    In recent years, the percentage of individuals over the age of 50 who are going through a divorce has been on an upward trend. When you consult a divorce lawyer later in life, there are significant financial issues you should consider. Your family law attorney near Pikesville may recommend that you consult a financial planner regarding the tax consequences of any assets you might receive. Your family attorney may also recommend that you consider the possible effect of the divorce on your healthcare plan.

    You can hear more factors to consider by watching this video or consulting your family lawyer. This video advises viewers to review their estate planning documents, since it’s likely that divorced spouses will need to change their beneficiaries, create separate wills, and establish separate trusts.

  • Who Gets the Family Pet When You Divorce?

    The issue of the fate of a family pet during a divorce is one example of divorce laws failing to keep up with modern times. When you have a divorce attorney serving Carroll County file a petition for divorce on your behalf, the court will view the family pet as property. Beloved animals are certainly much more than mere property; however, ownership of a pet may be determined much like any other asset. This is one reason why your family law attorney may recommend that you invite your spouse to try mediation.

    Divorce & the Family Pet Giving Mediation a Try

    Mediation is often helpful for resolving disputes that arise during divorce. During mediation sessions, you might point out that you acquired the pet before getting married, if this is the case. Or, you might discuss how you are better suited to provide the care the animal needs. A successful outcome to mediation may be dependent upon compromise. Try to work out a visitation schedule with your spouse. For example, the pet could live with you for one month, followed by a month with your ex-spouse. If mediation does not result in a mutually agreeable arrangement, you may need to bring the matter before the judge.

    Proving the Role of Primary Caregiver

    Much like child custody during a divorce, you can support your claim to ownership of the pet by proving that you fulfilled the role of the primary caregiver for the animal. Begin assembling any evidence that can substantiate your claim. When you bring your animal to the veterinarian, you can ask him or her to sign a note stating that you were the one to bring the animal in, rather than your spouse. Purchase pet food and other supplies with a credit card. Save the receipts with your signature to prove that you provided for the animal. You could even ask your neighbors to write an affidavit stating that they have seen you walking your dog.
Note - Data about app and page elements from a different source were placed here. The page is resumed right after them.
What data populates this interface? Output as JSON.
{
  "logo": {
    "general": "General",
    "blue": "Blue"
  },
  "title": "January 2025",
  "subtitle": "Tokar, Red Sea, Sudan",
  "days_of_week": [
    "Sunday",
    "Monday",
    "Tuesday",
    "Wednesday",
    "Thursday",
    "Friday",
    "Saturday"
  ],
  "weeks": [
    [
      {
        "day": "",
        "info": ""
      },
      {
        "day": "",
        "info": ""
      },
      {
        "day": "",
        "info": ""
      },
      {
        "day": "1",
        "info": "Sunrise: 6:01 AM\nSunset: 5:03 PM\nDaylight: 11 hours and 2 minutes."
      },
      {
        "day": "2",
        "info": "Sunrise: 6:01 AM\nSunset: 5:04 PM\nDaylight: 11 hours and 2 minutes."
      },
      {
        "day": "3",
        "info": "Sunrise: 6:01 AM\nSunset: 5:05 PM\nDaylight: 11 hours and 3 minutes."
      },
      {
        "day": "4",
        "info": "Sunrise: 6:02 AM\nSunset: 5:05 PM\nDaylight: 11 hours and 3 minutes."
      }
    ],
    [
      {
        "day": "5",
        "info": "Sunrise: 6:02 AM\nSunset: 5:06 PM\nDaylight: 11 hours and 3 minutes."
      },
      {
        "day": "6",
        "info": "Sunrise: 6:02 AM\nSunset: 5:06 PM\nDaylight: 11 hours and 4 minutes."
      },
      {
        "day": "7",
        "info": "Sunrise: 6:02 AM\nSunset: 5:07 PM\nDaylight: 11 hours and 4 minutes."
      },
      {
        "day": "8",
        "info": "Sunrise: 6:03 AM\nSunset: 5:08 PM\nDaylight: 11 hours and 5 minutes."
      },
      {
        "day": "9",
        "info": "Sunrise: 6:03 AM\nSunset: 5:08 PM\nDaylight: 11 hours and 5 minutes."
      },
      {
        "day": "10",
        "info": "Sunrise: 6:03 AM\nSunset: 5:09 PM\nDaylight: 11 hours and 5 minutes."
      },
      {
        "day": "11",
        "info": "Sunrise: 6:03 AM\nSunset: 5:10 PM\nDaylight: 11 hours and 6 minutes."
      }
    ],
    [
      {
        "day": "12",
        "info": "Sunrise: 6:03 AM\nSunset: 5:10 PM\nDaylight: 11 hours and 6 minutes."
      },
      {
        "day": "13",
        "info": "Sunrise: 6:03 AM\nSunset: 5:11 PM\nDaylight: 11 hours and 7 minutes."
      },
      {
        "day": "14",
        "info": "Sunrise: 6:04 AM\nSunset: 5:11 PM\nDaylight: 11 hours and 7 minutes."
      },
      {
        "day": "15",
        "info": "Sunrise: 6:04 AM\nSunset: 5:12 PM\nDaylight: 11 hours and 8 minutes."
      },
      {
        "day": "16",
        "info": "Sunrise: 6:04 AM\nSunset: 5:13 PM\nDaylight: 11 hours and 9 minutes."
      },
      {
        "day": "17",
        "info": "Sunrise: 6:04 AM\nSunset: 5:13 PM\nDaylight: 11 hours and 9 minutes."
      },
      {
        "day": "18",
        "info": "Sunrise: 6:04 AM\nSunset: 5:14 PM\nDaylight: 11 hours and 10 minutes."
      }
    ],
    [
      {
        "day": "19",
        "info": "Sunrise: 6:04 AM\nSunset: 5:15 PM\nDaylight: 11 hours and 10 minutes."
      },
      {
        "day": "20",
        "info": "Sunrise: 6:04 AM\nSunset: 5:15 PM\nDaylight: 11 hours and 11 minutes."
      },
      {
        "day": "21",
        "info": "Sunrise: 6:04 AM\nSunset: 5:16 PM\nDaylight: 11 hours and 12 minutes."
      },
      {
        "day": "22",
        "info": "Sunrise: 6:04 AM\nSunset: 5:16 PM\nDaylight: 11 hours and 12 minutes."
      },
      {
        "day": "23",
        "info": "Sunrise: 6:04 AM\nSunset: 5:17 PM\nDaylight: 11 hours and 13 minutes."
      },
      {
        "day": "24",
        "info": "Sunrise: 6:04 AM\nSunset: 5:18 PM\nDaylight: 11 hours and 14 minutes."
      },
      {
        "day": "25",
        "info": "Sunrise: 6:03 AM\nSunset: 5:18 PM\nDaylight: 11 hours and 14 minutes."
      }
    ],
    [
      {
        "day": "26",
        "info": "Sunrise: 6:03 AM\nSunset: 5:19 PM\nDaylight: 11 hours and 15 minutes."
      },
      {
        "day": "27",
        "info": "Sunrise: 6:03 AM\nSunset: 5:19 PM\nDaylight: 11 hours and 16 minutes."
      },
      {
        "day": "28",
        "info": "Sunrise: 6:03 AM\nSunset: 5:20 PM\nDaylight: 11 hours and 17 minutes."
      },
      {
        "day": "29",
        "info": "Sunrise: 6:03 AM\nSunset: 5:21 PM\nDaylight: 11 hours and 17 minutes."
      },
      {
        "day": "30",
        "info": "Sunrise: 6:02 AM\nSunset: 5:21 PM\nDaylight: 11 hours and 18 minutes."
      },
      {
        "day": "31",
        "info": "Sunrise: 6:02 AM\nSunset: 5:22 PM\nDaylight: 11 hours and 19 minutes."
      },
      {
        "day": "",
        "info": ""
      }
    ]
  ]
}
    Determining the Most Suitable Caregiver

    Another factor the judge may consider is which spouse is best able to care for the animal going forward. For example, if your spouse must travel frequently for work and you do not, you may be better suited to provide care. The same applies to spouses who work long hours away from home versus spouses who work out of a home office.